All the gadgets many of us love, like smart phones and watches, can now help save lives and deliver crucial medical information to users.
The new Dexcom G6 Continuous Glucose Monitoring system (CGM) tracks levels and delivers information every 5-minutes to the electronics of people with Type 1 Diabetes. Keeping up, takes just a quick glance at your smart device and receiver.
“You’re looking at your phone as if it was a text but really looking at your glucose and being able to make those important diabetes treatment decisions on the fly,” explains Keri Leone, MS, RD, CDE for Dexcom.
It also provides alerts if levels are dipping low or rising and will share the information with up to five followers.
“The world of technology is hitting medical device and that is an exciting part,” says Leone.
Laura Strong says the medical device has been a game changer for her 13-year-old daughter, Ragan, who was diagnosed with Type 1 diabetes a year and a half ago. She was diagnosed after a medical scare that landed her in the doctor’s office and ultimately the ICU.
“They pricked her finger, which now I realize what they were doing, and they start yelling ‘she’s in DKA, she’s in DKA!’ And I said, ‘what’s that mean?’ They said, ‘she’s diabetic,’ I said ‘what do you mean she’s diabetic?'”
Strong says she and her daughter had to learn a lot very quickly about the condition.
“I have to watch what I eat and, like, watch my blood sugar,” explains Ragan Strong.
She does that with the help of Dexcom G6. It’s worn on her stomach for up to 10 days, with a small insulin pump attached to her arm.
“It shows her blood sugar at all times. I have the Dexcom follow app on my phone,” says her mother Laura.

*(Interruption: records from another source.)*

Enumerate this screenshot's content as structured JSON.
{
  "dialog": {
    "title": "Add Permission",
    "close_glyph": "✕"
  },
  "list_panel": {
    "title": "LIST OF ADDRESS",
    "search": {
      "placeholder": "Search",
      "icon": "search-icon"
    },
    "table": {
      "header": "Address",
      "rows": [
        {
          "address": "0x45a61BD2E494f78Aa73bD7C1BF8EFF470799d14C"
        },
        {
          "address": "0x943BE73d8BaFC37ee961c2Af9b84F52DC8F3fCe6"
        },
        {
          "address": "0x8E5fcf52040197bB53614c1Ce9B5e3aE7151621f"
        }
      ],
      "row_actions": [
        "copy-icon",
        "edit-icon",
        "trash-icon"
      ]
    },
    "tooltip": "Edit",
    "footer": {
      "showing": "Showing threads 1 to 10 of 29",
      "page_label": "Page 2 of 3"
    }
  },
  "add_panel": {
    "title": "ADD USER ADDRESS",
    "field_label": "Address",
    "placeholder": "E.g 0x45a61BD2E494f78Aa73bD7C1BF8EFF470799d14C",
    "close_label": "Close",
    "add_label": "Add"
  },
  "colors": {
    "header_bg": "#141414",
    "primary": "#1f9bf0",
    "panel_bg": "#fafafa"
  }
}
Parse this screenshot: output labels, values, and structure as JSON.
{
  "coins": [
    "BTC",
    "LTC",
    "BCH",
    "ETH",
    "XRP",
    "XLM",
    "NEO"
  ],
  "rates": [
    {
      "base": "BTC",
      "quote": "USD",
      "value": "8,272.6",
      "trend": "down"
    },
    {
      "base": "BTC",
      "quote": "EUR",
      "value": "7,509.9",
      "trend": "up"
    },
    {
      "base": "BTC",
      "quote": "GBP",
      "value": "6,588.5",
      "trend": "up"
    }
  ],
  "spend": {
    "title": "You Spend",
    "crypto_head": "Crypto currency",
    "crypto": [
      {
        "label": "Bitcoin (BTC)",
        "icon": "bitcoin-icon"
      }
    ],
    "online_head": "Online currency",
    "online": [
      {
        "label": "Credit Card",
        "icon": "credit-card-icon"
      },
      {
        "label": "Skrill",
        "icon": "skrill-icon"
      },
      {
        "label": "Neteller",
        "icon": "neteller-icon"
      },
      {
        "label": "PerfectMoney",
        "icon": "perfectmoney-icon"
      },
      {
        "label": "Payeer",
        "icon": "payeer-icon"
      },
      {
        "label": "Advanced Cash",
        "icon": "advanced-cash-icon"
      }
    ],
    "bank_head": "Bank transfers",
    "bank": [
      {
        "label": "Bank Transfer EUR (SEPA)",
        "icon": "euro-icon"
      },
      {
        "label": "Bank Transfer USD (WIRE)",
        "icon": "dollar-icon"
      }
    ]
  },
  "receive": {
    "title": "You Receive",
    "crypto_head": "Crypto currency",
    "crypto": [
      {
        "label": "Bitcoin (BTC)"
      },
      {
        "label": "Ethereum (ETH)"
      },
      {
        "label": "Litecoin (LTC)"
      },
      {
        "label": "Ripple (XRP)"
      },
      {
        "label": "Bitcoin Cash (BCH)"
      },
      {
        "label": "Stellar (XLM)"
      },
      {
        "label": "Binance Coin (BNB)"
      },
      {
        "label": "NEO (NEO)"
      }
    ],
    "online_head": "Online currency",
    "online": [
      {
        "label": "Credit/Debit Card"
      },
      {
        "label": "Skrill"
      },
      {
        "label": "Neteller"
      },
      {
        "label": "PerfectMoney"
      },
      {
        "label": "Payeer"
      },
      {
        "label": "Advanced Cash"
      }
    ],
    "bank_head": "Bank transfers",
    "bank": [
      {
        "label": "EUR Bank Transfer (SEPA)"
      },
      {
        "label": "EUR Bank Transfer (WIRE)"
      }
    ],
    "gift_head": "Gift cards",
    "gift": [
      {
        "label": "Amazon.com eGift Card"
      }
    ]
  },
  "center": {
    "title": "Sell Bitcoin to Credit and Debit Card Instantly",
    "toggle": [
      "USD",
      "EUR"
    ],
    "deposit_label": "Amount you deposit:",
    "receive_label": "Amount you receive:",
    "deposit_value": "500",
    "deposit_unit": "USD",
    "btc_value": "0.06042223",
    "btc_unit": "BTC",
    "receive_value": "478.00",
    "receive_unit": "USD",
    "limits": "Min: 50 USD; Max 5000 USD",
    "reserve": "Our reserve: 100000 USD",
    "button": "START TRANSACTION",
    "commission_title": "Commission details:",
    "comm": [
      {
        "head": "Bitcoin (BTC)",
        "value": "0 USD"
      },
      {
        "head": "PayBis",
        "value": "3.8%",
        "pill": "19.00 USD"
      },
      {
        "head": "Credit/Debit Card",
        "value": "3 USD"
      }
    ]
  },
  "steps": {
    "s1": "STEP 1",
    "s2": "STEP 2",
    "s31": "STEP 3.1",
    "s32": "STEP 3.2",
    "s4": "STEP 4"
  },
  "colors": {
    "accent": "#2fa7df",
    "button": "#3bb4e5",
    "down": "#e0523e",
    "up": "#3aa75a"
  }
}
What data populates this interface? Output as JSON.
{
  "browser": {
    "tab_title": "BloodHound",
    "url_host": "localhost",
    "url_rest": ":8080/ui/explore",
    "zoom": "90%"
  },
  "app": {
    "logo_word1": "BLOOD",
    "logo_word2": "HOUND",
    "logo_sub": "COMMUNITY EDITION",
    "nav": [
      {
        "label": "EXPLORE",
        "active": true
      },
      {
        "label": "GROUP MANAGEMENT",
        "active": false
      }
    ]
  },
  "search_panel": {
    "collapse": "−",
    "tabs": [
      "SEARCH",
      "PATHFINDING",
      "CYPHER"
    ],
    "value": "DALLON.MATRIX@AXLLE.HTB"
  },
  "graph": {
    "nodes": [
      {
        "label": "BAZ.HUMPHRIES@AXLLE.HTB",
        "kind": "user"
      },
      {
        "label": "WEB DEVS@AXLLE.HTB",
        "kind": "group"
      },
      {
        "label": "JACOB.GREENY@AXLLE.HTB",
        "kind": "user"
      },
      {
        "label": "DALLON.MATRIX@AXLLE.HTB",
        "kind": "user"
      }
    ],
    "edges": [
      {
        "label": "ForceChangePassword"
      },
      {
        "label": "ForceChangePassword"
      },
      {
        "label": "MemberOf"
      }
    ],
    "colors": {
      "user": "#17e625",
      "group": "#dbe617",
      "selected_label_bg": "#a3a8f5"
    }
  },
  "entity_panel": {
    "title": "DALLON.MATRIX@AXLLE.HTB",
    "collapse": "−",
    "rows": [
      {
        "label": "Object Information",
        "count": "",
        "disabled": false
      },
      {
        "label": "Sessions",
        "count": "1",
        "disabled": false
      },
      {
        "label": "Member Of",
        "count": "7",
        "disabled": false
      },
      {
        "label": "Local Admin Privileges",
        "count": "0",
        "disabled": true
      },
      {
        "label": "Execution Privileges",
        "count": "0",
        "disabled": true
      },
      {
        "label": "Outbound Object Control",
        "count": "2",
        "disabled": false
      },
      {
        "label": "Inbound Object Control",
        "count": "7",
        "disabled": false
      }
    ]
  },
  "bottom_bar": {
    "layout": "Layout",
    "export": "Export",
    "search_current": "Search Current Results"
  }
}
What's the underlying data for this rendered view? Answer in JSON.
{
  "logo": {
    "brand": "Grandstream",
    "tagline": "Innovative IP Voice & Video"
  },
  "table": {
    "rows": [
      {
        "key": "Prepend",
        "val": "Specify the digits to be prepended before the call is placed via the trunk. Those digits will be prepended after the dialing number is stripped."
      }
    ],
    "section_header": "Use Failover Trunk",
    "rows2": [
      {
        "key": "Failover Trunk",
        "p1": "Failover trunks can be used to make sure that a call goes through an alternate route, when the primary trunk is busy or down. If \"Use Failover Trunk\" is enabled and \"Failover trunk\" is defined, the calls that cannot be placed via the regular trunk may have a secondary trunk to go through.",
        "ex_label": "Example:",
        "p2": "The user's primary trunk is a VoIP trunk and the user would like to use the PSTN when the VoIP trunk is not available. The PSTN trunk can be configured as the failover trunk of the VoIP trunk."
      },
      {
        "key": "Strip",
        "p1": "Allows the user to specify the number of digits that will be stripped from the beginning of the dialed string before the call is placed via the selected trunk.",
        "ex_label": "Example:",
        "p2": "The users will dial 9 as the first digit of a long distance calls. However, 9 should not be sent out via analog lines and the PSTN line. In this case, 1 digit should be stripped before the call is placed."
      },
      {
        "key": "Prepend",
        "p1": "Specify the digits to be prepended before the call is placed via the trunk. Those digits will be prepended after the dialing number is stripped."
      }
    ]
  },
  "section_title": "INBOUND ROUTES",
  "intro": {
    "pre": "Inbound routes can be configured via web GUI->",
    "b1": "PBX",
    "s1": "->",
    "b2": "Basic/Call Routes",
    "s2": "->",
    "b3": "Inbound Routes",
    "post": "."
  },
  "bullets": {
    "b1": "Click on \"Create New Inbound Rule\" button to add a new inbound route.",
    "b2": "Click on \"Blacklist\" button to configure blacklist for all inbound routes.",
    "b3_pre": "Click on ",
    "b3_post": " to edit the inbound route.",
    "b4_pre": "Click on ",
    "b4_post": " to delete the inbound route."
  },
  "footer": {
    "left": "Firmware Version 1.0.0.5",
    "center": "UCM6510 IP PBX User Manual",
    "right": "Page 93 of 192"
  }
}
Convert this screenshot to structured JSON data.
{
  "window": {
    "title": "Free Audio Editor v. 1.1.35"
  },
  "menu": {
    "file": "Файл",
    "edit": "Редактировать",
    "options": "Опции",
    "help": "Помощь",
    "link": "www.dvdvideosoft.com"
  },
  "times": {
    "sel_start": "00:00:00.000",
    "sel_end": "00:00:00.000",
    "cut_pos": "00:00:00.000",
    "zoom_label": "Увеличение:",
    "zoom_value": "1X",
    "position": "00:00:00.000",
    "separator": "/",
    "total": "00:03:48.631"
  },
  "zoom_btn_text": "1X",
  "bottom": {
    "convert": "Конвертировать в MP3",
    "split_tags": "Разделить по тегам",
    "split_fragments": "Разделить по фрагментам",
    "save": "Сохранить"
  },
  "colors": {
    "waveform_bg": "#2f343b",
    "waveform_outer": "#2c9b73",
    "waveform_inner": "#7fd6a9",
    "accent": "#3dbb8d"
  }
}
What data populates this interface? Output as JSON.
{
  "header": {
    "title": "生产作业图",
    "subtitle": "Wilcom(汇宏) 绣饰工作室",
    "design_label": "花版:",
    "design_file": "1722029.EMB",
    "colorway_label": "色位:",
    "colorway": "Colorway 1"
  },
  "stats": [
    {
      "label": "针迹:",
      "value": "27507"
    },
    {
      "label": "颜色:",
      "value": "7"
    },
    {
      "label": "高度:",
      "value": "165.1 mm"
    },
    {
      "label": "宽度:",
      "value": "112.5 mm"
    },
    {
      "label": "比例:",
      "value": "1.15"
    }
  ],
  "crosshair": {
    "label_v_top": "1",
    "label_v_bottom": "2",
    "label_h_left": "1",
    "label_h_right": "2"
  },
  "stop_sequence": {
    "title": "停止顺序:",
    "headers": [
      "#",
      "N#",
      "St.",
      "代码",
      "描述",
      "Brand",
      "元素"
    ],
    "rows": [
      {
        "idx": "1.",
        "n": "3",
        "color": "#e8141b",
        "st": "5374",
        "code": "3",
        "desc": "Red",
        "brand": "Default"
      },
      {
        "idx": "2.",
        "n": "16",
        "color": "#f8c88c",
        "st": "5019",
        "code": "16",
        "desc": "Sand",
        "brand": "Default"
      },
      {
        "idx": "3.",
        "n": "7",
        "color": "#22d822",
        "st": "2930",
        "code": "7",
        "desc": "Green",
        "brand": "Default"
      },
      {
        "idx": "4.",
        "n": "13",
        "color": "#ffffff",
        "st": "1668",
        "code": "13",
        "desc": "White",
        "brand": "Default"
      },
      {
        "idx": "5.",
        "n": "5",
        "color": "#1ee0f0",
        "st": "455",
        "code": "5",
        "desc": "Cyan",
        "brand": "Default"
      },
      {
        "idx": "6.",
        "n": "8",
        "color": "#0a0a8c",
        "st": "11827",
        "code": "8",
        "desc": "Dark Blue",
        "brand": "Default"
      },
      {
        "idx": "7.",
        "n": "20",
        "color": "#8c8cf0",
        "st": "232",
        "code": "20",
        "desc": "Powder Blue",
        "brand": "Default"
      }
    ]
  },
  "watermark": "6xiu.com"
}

Both are able to keep up with Ragan’s levels and stay ahead of any spikes or dips in glucose. Laura Strong says, especially as a mom, it gives her piece of mind. Ragan says tracking her levels with an app, not only allows her to keep up with her competitive cheerleading and class schedule, but helps her feel like a regular teenager.
“I feel like I’m normal,” she explains.